_REQUIREMENT:_
Scan the records below for the word "title". Copy each line where it appears.

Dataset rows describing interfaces
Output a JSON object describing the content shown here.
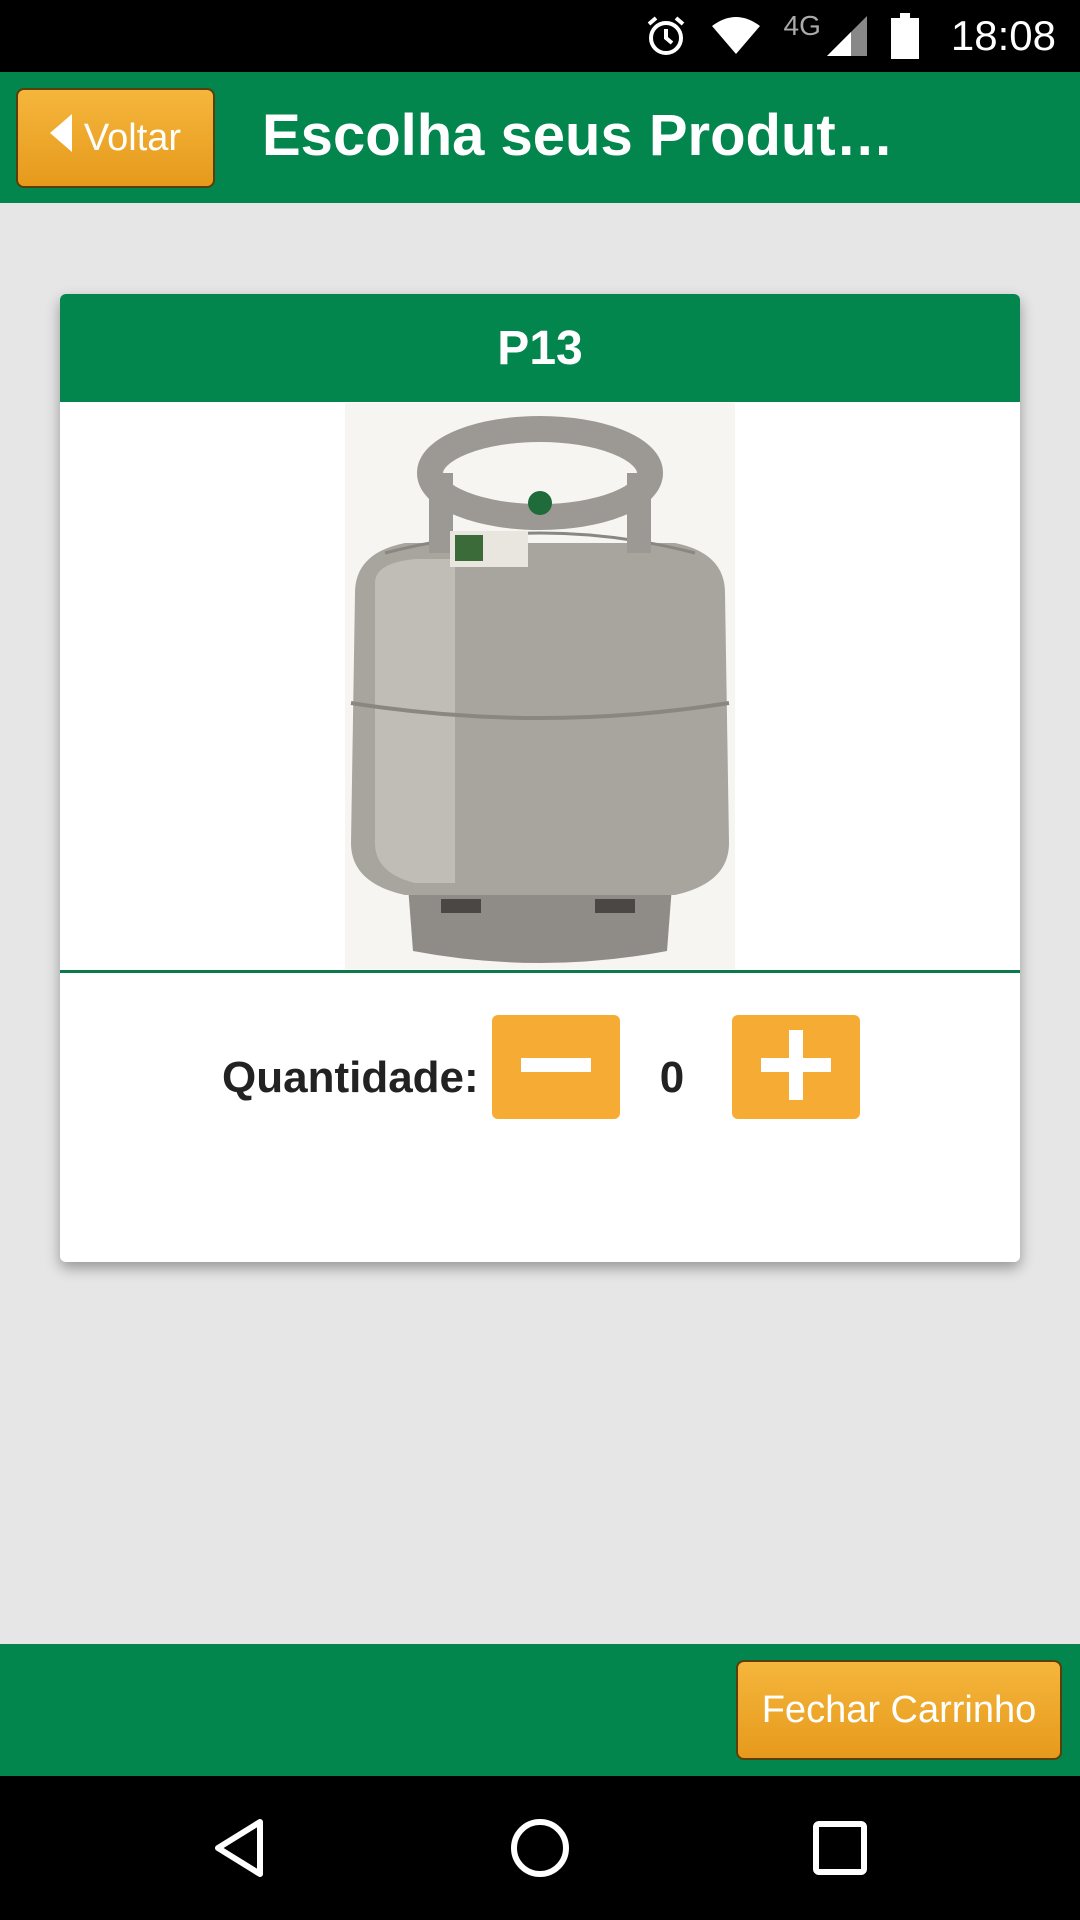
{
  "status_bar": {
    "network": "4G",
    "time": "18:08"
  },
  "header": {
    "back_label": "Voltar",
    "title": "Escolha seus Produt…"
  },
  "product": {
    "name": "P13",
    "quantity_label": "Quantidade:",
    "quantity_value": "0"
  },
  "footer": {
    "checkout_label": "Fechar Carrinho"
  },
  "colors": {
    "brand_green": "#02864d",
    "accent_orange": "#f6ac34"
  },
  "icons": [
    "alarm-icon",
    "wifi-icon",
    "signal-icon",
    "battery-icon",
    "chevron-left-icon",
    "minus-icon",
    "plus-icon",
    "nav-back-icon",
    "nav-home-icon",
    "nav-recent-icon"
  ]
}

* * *

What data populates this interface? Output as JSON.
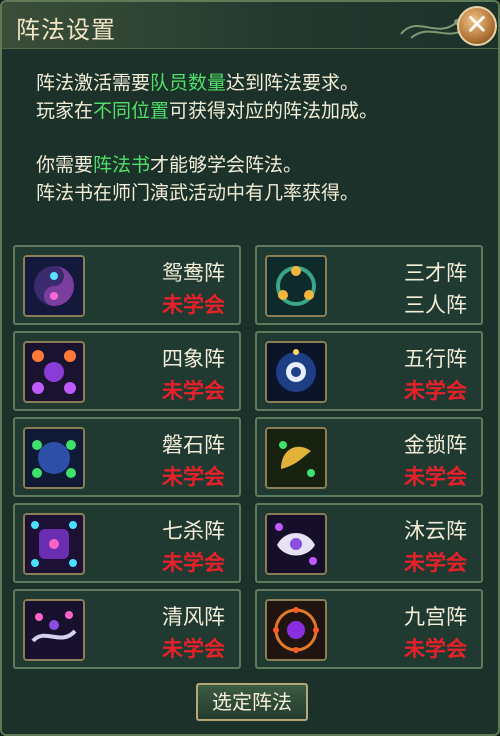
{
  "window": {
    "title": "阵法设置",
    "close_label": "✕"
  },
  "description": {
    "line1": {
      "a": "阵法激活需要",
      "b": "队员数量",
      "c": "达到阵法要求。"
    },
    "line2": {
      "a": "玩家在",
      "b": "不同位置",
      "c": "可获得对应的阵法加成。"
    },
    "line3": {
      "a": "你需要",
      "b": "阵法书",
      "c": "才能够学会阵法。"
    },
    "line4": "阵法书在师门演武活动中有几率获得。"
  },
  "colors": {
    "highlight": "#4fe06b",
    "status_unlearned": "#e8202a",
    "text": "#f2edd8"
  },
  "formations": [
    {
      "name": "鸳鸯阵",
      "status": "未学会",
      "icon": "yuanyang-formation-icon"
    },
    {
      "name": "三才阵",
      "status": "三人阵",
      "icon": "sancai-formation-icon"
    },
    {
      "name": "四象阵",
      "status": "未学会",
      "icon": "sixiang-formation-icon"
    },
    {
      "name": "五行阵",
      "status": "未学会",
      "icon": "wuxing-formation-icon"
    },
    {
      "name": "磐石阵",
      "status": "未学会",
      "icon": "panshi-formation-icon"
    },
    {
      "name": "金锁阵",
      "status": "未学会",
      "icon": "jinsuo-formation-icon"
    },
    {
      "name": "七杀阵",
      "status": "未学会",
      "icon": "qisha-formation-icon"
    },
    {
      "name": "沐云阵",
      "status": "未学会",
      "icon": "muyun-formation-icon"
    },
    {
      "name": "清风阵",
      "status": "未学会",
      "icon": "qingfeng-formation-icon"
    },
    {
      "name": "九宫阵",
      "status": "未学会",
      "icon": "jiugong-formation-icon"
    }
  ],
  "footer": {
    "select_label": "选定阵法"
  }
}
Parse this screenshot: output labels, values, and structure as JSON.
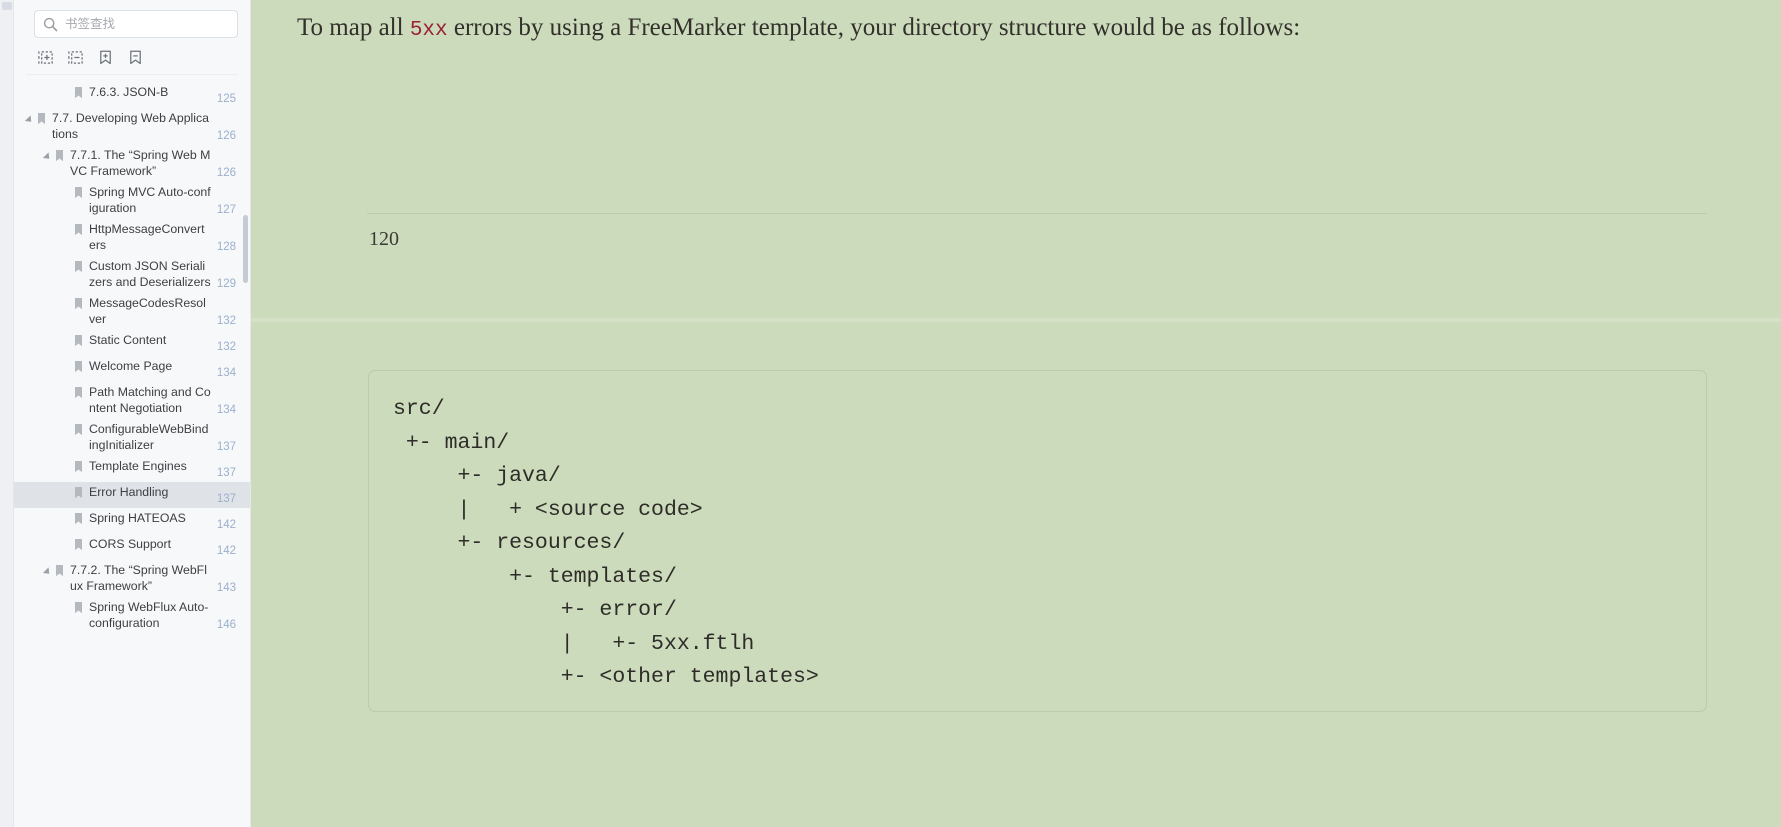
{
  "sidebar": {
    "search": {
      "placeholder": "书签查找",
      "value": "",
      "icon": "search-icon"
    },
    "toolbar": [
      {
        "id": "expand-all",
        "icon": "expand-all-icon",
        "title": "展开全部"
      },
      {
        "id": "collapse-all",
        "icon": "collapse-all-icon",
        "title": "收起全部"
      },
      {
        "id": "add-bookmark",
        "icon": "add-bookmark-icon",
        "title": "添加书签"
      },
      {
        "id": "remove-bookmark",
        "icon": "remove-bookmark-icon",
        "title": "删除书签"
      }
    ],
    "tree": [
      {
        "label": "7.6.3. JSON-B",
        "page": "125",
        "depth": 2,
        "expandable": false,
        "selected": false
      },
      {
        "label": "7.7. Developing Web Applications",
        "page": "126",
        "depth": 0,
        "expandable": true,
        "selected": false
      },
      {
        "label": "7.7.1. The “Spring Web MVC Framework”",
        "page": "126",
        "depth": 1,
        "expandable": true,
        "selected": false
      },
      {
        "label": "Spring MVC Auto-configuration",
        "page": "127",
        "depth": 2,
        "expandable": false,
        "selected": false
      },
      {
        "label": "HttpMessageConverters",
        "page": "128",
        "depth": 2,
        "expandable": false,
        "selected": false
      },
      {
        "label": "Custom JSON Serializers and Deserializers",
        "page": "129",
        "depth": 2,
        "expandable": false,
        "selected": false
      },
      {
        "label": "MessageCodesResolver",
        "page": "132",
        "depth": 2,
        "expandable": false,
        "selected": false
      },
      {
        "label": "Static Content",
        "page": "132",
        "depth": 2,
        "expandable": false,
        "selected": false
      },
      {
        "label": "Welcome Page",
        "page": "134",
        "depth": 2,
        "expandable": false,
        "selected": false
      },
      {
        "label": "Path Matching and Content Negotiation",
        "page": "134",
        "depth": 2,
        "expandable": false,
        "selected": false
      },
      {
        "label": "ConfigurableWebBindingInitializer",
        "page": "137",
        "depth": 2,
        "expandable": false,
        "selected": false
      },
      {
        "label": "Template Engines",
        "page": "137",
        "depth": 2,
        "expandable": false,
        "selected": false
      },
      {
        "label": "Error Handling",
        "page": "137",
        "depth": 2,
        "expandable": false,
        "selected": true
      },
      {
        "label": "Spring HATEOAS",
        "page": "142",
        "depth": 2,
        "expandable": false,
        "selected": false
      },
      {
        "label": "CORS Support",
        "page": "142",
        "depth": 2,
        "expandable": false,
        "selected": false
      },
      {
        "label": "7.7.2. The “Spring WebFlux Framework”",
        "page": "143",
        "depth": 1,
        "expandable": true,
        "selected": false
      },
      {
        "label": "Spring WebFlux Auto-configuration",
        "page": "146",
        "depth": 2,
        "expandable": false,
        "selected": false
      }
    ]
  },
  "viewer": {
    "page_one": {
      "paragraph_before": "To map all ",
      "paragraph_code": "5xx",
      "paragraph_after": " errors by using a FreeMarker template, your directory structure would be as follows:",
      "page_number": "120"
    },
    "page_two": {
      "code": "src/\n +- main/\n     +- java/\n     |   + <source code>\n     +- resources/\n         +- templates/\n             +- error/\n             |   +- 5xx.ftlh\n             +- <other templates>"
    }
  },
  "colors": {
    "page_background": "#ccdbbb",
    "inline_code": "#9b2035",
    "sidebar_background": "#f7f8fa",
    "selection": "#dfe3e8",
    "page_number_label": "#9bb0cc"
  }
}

_PROBLEM SOLUTION:_
    "title": "Escolha seus Produt…"
    "title": "阵法设置",
        "title": "展开全部"
        "title": "收起全部"
        "title": "添加书签"
        "title": "删除书签"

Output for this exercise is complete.